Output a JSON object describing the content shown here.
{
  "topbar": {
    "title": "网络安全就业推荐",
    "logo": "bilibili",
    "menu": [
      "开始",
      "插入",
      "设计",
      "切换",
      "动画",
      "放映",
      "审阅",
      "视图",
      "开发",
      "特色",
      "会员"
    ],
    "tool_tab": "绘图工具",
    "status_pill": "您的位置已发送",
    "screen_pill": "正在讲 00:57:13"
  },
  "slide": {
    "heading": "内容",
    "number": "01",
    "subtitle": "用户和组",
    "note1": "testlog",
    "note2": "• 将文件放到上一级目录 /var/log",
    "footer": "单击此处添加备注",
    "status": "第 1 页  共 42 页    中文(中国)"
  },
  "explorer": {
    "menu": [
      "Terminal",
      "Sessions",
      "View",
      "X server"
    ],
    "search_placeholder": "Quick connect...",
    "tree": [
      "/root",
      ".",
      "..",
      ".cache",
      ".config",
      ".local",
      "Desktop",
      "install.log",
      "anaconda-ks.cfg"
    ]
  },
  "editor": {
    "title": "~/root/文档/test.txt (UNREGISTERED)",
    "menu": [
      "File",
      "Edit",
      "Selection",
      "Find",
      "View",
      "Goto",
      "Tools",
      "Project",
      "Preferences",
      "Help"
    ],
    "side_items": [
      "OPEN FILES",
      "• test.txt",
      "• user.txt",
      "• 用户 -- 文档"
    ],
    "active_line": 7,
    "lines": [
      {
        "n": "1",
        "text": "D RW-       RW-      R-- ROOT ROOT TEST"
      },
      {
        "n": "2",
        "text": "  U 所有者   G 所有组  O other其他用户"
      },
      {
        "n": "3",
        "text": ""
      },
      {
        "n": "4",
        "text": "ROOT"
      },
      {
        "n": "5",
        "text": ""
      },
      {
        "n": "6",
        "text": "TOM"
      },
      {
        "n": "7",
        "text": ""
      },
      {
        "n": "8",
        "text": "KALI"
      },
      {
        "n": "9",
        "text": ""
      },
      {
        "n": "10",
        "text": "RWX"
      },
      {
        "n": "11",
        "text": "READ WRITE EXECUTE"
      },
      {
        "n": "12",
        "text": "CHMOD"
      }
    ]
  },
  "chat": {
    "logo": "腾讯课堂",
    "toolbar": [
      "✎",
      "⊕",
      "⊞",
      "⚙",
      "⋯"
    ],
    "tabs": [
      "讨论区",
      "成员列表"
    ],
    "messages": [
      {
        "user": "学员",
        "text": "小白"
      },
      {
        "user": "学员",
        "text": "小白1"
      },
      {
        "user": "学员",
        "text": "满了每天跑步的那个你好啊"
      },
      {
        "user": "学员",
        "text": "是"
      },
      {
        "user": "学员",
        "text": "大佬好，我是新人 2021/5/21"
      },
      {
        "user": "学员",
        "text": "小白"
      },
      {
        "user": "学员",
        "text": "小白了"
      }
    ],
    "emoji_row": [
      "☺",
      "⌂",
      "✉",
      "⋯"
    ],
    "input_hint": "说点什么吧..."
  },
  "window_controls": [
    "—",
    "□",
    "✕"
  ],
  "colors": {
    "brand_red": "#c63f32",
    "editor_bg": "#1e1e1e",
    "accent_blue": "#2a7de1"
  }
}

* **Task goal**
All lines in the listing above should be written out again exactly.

* **Response area**
Output a JSON object describing the content shown here.
{
  "topbar": {
    "title": "网络安全就业推荐",
    "logo": "bilibili",
    "menu": [
      "开始",
      "插入",
      "设计",
      "切换",
      "动画",
      "放映",
      "审阅",
      "视图",
      "开发",
      "特色",
      "会员"
    ],
    "tool_tab": "绘图工具",
    "status_pill": "您的位置已发送",
    "screen_pill": "正在讲 00:57:13"
  },
  "slide": {
    "heading": "内容",
    "number": "01",
    "subtitle": "用户和组",
    "note1": "testlog",
    "note2": "• 将文件放到上一级目录 /var/log",
    "footer": "单击此处添加备注",
    "status": "第 1 页  共 42 页    中文(中国)"
  },
  "explorer": {
    "menu": [
      "Terminal",
      "Sessions",
      "View",
      "X server"
    ],
    "search_placeholder": "Quick connect...",
    "tree": [
      "/root",
      ".",
      "..",
      ".cache",
      ".config",
      ".local",
      "Desktop",
      "install.log",
      "anaconda-ks.cfg"
    ]
  },
  "editor": {
    "title": "~/root/文档/test.txt (UNREGISTERED)",
    "menu": [
      "File",
      "Edit",
      "Selection",
      "Find",
      "View",
      "Goto",
      "Tools",
      "Project",
      "Preferences",
      "Help"
    ],
    "side_items": [
      "OPEN FILES",
      "• test.txt",
      "• user.txt",
      "• 用户 -- 文档"
    ],
    "active_line": 7,
    "lines": [
      {
        "n": "1",
        "text": "D RW-       RW-      R-- ROOT ROOT TEST"
      },
      {
        "n": "2",
        "text": "  U 所有者   G 所有组  O other其他用户"
      },
      {
        "n": "3",
        "text": ""
      },
      {
        "n": "4",
        "text": "ROOT"
      },
      {
        "n": "5",
        "text": ""
      },
      {
        "n": "6",
        "text": "TOM"
      },
      {
        "n": "7",
        "text": ""
      },
      {
        "n": "8",
        "text": "KALI"
      },
      {
        "n": "9",
        "text": ""
      },
      {
        "n": "10",
        "text": "RWX"
      },
      {
        "n": "11",
        "text": "READ WRITE EXECUTE"
      },
      {
        "n": "12",
        "text": "CHMOD"
      }
    ]
  },
  "chat": {
    "logo": "腾讯课堂",
    "toolbar": [
      "✎",
      "⊕",
      "⊞",
      "⚙",
      "⋯"
    ],
    "tabs": [
      "讨论区",
      "成员列表"
    ],
    "messages": [
      {
        "user": "学员",
        "text": "小白"
      },
      {
        "user": "学员",
        "text": "小白1"
      },
      {
        "user": "学员",
        "text": "满了每天跑步的那个你好啊"
      },
      {
        "user": "学员",
        "text": "是"
      },
      {
        "user": "学员",
        "text": "大佬好，我是新人 2021/5/21"
      },
      {
        "user": "学员",
        "text": "小白"
      },
      {
        "user": "学员",
        "text": "小白了"
      }
    ],
    "emoji_row": [
      "☺",
      "⌂",
      "✉",
      "⋯"
    ],
    "input_hint": "说点什么吧..."
  },
  "window_controls": [
    "—",
    "□",
    "✕"
  ],
  "colors": {
    "brand_red": "#c63f32",
    "editor_bg": "#1e1e1e",
    "accent_blue": "#2a7de1"
  }
}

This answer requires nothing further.